(What you are asked to do)
All of the entries need to be repeated exactly. Leave nothing out.

Records drawn from a dataset
^^^^

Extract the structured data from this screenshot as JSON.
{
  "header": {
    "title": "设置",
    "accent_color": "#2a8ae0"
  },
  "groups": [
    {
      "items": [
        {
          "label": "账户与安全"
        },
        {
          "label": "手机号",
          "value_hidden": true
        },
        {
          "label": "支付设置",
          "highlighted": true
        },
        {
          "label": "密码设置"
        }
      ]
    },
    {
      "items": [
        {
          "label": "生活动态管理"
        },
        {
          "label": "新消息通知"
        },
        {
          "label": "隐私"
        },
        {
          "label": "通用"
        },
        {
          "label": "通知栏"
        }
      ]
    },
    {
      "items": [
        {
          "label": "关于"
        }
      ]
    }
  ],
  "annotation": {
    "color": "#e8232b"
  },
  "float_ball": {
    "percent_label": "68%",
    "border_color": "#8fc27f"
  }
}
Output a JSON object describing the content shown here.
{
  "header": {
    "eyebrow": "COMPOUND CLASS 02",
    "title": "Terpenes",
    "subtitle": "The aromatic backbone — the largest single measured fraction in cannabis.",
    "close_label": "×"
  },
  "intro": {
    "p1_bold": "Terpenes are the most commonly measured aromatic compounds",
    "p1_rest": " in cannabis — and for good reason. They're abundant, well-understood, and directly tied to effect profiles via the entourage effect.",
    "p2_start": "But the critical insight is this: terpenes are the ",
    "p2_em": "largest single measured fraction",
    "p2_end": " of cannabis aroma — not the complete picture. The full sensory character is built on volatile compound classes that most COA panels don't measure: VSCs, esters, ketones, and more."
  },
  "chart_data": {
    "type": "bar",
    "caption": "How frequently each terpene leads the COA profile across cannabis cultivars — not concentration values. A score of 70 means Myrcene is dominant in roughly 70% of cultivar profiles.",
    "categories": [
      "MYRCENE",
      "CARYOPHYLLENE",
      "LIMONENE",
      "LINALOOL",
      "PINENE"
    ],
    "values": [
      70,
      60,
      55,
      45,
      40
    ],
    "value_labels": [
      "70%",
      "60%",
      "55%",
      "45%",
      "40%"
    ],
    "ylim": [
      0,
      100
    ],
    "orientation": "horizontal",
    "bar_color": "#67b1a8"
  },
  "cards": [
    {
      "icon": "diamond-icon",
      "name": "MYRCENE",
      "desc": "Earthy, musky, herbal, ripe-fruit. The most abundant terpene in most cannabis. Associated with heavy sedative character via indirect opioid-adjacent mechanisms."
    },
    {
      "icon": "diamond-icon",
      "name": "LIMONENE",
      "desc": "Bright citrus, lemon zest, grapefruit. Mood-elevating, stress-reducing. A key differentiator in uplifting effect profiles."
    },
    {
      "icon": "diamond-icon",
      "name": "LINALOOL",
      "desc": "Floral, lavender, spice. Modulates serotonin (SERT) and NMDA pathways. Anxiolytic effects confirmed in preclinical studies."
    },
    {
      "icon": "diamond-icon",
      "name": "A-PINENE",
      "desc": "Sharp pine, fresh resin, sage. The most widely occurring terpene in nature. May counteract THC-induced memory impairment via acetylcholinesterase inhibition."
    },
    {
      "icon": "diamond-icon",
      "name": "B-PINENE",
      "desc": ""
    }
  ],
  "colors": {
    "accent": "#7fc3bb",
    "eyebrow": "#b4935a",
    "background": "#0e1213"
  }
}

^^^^

(Result below)
Extract the structured data from this screenshot as JSON.
{
  "header": {
    "title": "设置",
    "accent_color": "#2a8ae0"
  },
  "groups": [
    {
      "items": [
        {
          "label": "账户与安全"
        },
        {
          "label": "手机号",
          "value_hidden": true
        },
        {
          "label": "支付设置",
          "highlighted": true
        },
        {
          "label": "密码设置"
        }
      ]
    },
    {
      "items": [
        {
          "label": "生活动态管理"
        },
        {
          "label": "新消息通知"
        },
        {
          "label": "隐私"
        },
        {
          "label": "通用"
        },
        {
          "label": "通知栏"
        }
      ]
    },
    {
      "items": [
        {
          "label": "关于"
        }
      ]
    }
  ],
  "annotation": {
    "color": "#e8232b"
  },
  "float_ball": {
    "percent_label": "68%",
    "border_color": "#8fc27f"
  }
}
Output a JSON object describing the content shown here.
{
  "header": {
    "eyebrow": "COMPOUND CLASS 02",
    "title": "Terpenes",
    "subtitle": "The aromatic backbone — the largest single measured fraction in cannabis.",
    "close_label": "×"
  },
  "intro": {
    "p1_bold": "Terpenes are the most commonly measured aromatic compounds",
    "p1_rest": " in cannabis — and for good reason. They're abundant, well-understood, and directly tied to effect profiles via the entourage effect.",
    "p2_start": "But the critical insight is this: terpenes are the ",
    "p2_em": "largest single measured fraction",
    "p2_end": " of cannabis aroma — not the complete picture. The full sensory character is built on volatile compound classes that most COA panels don't measure: VSCs, esters, ketones, and more."
  },
  "chart_data": {
    "type": "bar",
    "caption": "How frequently each terpene leads the COA profile across cannabis cultivars — not concentration values. A score of 70 means Myrcene is dominant in roughly 70% of cultivar profiles.",
    "categories": [
      "MYRCENE",
      "CARYOPHYLLENE",
      "LIMONENE",
      "LINALOOL",
      "PINENE"
    ],
    "values": [
      70,
      60,
      55,
      45,
      40
    ],
    "value_labels": [
      "70%",
      "60%",
      "55%",
      "45%",
      "40%"
    ],
    "ylim": [
      0,
      100
    ],
    "orientation": "horizontal",
    "bar_color": "#67b1a8"
  },
  "cards": [
    {
      "icon": "diamond-icon",
      "name": "MYRCENE",
      "desc": "Earthy, musky, herbal, ripe-fruit. The most abundant terpene in most cannabis. Associated with heavy sedative character via indirect opioid-adjacent mechanisms."
    },
    {
      "icon": "diamond-icon",
      "name": "LIMONENE",
      "desc": "Bright citrus, lemon zest, grapefruit. Mood-elevating, stress-reducing. A key differentiator in uplifting effect profiles."
    },
    {
      "icon": "diamond-icon",
      "name": "LINALOOL",
      "desc": "Floral, lavender, spice. Modulates serotonin (SERT) and NMDA pathways. Anxiolytic effects confirmed in preclinical studies."
    },
    {
      "icon": "diamond-icon",
      "name": "A-PINENE",
      "desc": "Sharp pine, fresh resin, sage. The most widely occurring terpene in nature. May counteract THC-induced memory impairment via acetylcholinesterase inhibition."
    },
    {
      "icon": "diamond-icon",
      "name": "B-PINENE",
      "desc": ""
    }
  ],
  "colors": {
    "accent": "#7fc3bb",
    "eyebrow": "#b4935a",
    "background": "#0e1213"
  }
}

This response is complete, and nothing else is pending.